Council chiefs have been branded “farcical” after admitting they are unable to say how much controversial plans to introduce faculties in Dundee schools will cost.
Dundee City Council has claimed the move, which will mean replacing principal teachers with faculty leaders responsible for a number of different subjects, will save around £2 million each year and help drive up attainment.
However, the administration has been slammed by union leaders and opposition members after senior figures admitted they cannot say how much the new structure will cost to put in place, despite repeated pleas to make the sums publicly available.
David Baxter, Dundee branch secretary of the Educational Institute of Scotland (EIS), criticised the ruling SNP group for failing to hold a “robust debate” on faculties and warned implementation costs could lead to further education cuts next year.
He said: “We have asked repeatedly how much this is going to cost and again no one has been able to tell us.
“Faculties are deeply unpopular with secondary schools across Scotland and our concerns would largely be around the cost of delivery, the loss of jobs and an increase in workload for our members.”
Mr Baxter added: “Our big worry is that in next year’s budget we are going to have to cut more from education to pay for faculties. If they had made the figures available upfront then at least the councillors could have given their informed consent.”
Council bosses were accused on Monday of “asset stripping a generation’s future” during a heated debate on failing education standards and cuts to school budgets and teacher numbers.

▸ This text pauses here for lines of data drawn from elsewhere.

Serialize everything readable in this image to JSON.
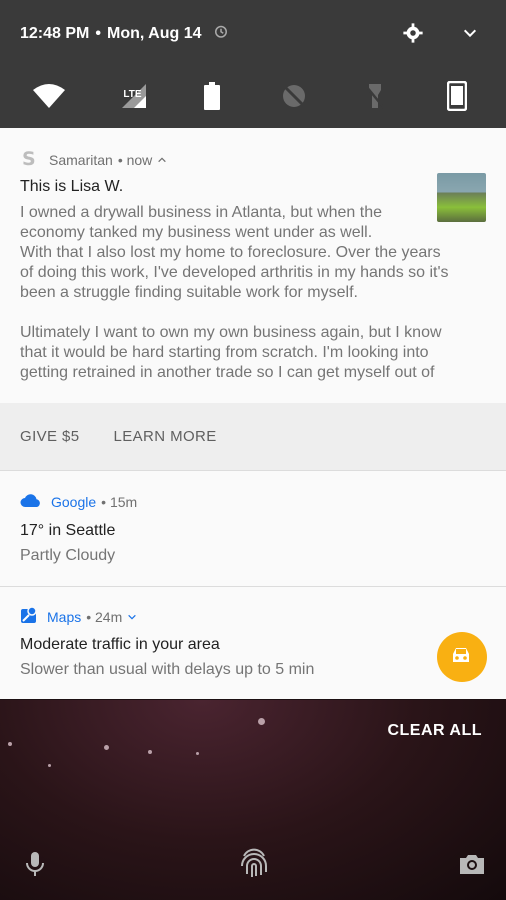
{
  "status": {
    "time": "12:48 PM",
    "sep": "•",
    "date": "Mon, Aug 14"
  },
  "quick_settings": {
    "lte_label": "LTE"
  },
  "notif1": {
    "app": "Samaritan",
    "time": "• now",
    "title": "This is Lisa W.",
    "lines": [
      "I owned a drywall business in Atlanta, but when the",
      "economy tanked my business went under as well.",
      "With that I also lost my home to foreclosure. Over the years",
      "of doing this work, I've developed arthritis in my hands so it's",
      "been a struggle finding suitable work for myself.",
      "Ultimately I want to own my own business again, but I know",
      "that it would be hard starting from scratch. I'm looking into",
      "getting retrained in another trade so I can get myself out of"
    ],
    "actions": [
      "GIVE $5",
      "LEARN MORE"
    ]
  },
  "notif2": {
    "app": "Google",
    "time": "• 15m",
    "title": "17° in Seattle",
    "text": "Partly Cloudy"
  },
  "notif3": {
    "app": "Maps",
    "time": "• 24m",
    "title": "Moderate traffic in your area",
    "text": "Slower than usual with delays up to 5 min"
  },
  "clear_all": "CLEAR ALL",
  "colors": {
    "accent_blue": "#1a73e8",
    "fab": "#f9b012",
    "shade": "#3a3a3a"
  }
}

Michael Marra, Scottish Labour’s education spokesman in Dundee, insisted there was “no evidence whatsoever that management tinkering will increase attainment” and called for “more teachers in classrooms, not more managers in offices”.
“The inability of the SNP administration to answer the most basic questions about the faculties proposal is farcical,” he said.
“The administration are unable to say how much the creation of extra manager posts will cost. At a time of ever deeper SNP cuts to education budgets we know this proposal means further cuts to front-line teachers.”
Dundee City Council’s children and families services committee convener Stewart Hunter said Mr Marra did not understand “the basic premise of the proposal”, which he insisted would lead to a reduction in management posts.
He said schools were working through how faculties should operate and after this stage is complete, the council will “have a better idea of how quickly we can make the savings”, and said Mr Baxter had been made aware of this.
Mr Hunter added: “There are no costings from these plans that will require us to make any savings from next year’s budget. Mr Baxter was also advised of this previously.
“For the first time in a number of years we have seen a drop in attainment in our secondary schools.
“The Labour Party and EIS argument is that we should maintain the status quo and hope for better. That is not acceptable to me.”